In Cohen Tauber Spievack & Wagner P.C. v Mehulol Publs., LLC
2022 NY Slip Op 30401(U) February 1, 2022 Supreme Court, New York County Docket Number: Index No. 652426/2021 Judge Bluth determined the merits of a case alleging that the attorneys failed in both the Supreme Court case as well as in a Rabbinical court and never obtained “forgiveness” for the client.
“This attorneys’ fees case arises out of plaintiff’s representation of defendants. Plaintiff alleges that in February 2018, defendants hired plaintiff to represent them in a trademark infringement case in the Eastern District of New York. This case eventually settled on June 27, 2018. The parties offer wildly divergent views on the nature of the representation and the
Defendants claim that plaintiff was hired for two cases, the EDNY case and a rabbinical proceeding. Both involved the use and ownership of the name and logo “Biz Tank.” Although
the counterclaim does not provide much detail about the nature of the alleged counterclaim, defendants submit the affidavit of defendant Rabbi Yitzchok Frankfurter who asserts that
plaintiff informed him it could settle both disputes quickly. Rabbi Frankfurter complains about Here, the Court finds that defendants’ numerous complaints about plaintiff’s representation fails to state a counterclaim for legal malpractice. As an initial matter, it is unclear exactly how plaintiff erred in its representation of defendants sufficient to state a
counterclaim for legal malpractice.”
“Defendants detail how they are upset with plaintiff’s representation but do not allege that they have suffered any actual damages as a result. The undisputed factual contentions are that plaintiff secured a settlement on defendants’ behalf and defendants received a $2,500 payment. It seems that defendants were understandably upset with the statement from Mr. Klein demanding $1.5 million in order to effectuate forgiveness. But that statement did not invalidate the EDNY settlement. Plus, defendants do not claim they did anything in the EDNY case to vacate the settlement (such as hiring a new lawyer to bring such a motion). They apparently moved on after expressing their frustration with the Kleins’ statement.
Defendants do not allege that the Kleins refused to pay or that anything happened in the rabbinical proceeding. That the Kleins may do something in the future is not sufficient to state actual damages nor does it show that plaintiff was negligent (Kahan Jewelry Corp. v Rosenfeld, 295 AD2d 261, 261, 744 NYS2d 664 (Mem) [1st Dept 2002] [finding that pending foreclosure actions meant plaintiffs had not yet sustained any actual damages]). Clearly, there was (and might still be) animosity between defendants and the Kleins.
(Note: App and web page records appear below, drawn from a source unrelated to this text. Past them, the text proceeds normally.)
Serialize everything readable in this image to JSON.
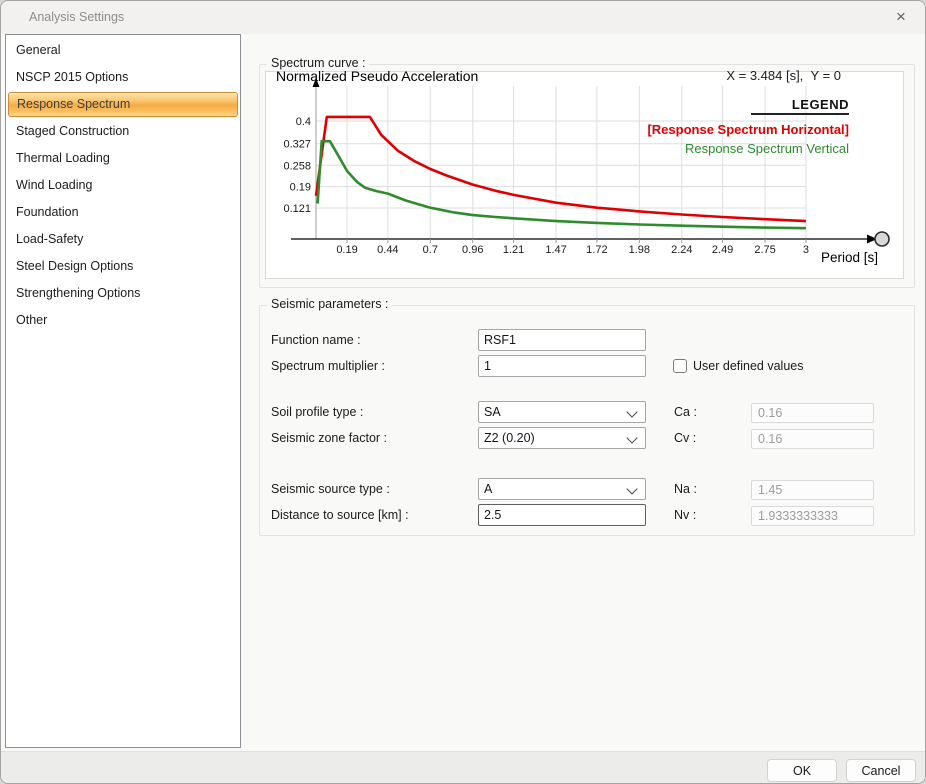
{
  "window": {
    "title": "Analysis Settings",
    "close_icon": "×"
  },
  "sidebar": {
    "selected_index": 2,
    "items": [
      {
        "label": "General"
      },
      {
        "label": "NSCP 2015 Options"
      },
      {
        "label": "Response Spectrum"
      },
      {
        "label": "Staged Construction"
      },
      {
        "label": "Thermal Loading"
      },
      {
        "label": "Wind Loading"
      },
      {
        "label": "Foundation"
      },
      {
        "label": "Load-Safety"
      },
      {
        "label": "Steel Design Options"
      },
      {
        "label": "Strengthening Options"
      },
      {
        "label": "Other"
      }
    ]
  },
  "spectrum_group": {
    "label": "Spectrum curve :",
    "chart_title": "Normalized Pseudo Acceleration",
    "readout": "X = 3.484 [s],  Y = 0",
    "legend_title": "LEGEND",
    "legend": [
      {
        "label": "[Response Spectrum Horizontal]",
        "color": "#e00000"
      },
      {
        "label": "Response Spectrum Vertical",
        "color": "#2e8b2e"
      }
    ],
    "x_axis_label": "Period [s]"
  },
  "chart_data": {
    "type": "line",
    "title": "Normalized Pseudo Acceleration",
    "xlabel": "Period [s]",
    "ylabel": "Normalized Pseudo Acceleration",
    "xlim": [
      0,
      3.3
    ],
    "ylim": [
      0,
      0.45
    ],
    "grid": true,
    "legend_position": "top-right",
    "x_ticks": [
      0.19,
      0.44,
      0.7,
      0.96,
      1.21,
      1.47,
      1.72,
      1.98,
      2.24,
      2.49,
      2.75,
      3
    ],
    "y_ticks": [
      0.4,
      0.327,
      0.258,
      0.19,
      0.121
    ],
    "cursor_readout": {
      "x": 3.484,
      "y": 0,
      "x_units": "s"
    },
    "series": [
      {
        "name": "Response Spectrum Horizontal",
        "color": "#e00000",
        "x": [
          0,
          0.066,
          0.33,
          0.4,
          0.5,
          0.6,
          0.7,
          0.8,
          0.96,
          1.1,
          1.21,
          1.47,
          1.72,
          1.98,
          2.24,
          2.49,
          2.75,
          3.0
        ],
        "y": [
          0.16,
          0.413,
          0.413,
          0.355,
          0.305,
          0.272,
          0.246,
          0.225,
          0.196,
          0.176,
          0.163,
          0.138,
          0.122,
          0.11,
          0.1,
          0.092,
          0.085,
          0.079
        ]
      },
      {
        "name": "Response Spectrum Vertical",
        "color": "#2e8b2e",
        "x": [
          0.01,
          0.035,
          0.085,
          0.13,
          0.19,
          0.25,
          0.3,
          0.37,
          0.44,
          0.55,
          0.7,
          0.85,
          0.96,
          1.1,
          1.21,
          1.47,
          1.72,
          1.98,
          2.24,
          2.49,
          2.75,
          3.0
        ],
        "y": [
          0.135,
          0.335,
          0.335,
          0.295,
          0.24,
          0.205,
          0.186,
          0.175,
          0.167,
          0.145,
          0.122,
          0.106,
          0.098,
          0.092,
          0.088,
          0.079,
          0.073,
          0.068,
          0.064,
          0.061,
          0.058,
          0.056
        ]
      }
    ]
  },
  "seismic_group": {
    "label": "Seismic parameters :",
    "fields": {
      "function_name": {
        "label": "Function name :",
        "value": "RSF1"
      },
      "spectrum_multiplier": {
        "label": "Spectrum multiplier :",
        "value": "1"
      },
      "user_defined_values": {
        "label": "User defined values",
        "checked": false
      },
      "soil_profile_type": {
        "label": "Soil profile type :",
        "value": "SA"
      },
      "seismic_zone_factor": {
        "label": "Seismic zone factor :",
        "value": "Z2 (0.20)"
      },
      "seismic_source_type": {
        "label": "Seismic source type :",
        "value": "A"
      },
      "distance_to_source": {
        "label": "Distance to source [km] :",
        "value": "2.5"
      },
      "ca": {
        "label": "Ca :",
        "value": "0.16"
      },
      "cv": {
        "label": "Cv :",
        "value": "0.16"
      },
      "na": {
        "label": "Na :",
        "value": "1.45"
      },
      "nv": {
        "label": "Nv :",
        "value": "1.9333333333"
      }
    }
  },
  "footer": {
    "ok": "OK",
    "cancel": "Cancel"
  }
}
But, as plaintiff observes, there has not been any adverse action against defendants in the three years since the settlement relating to the Biz Tank litigation.”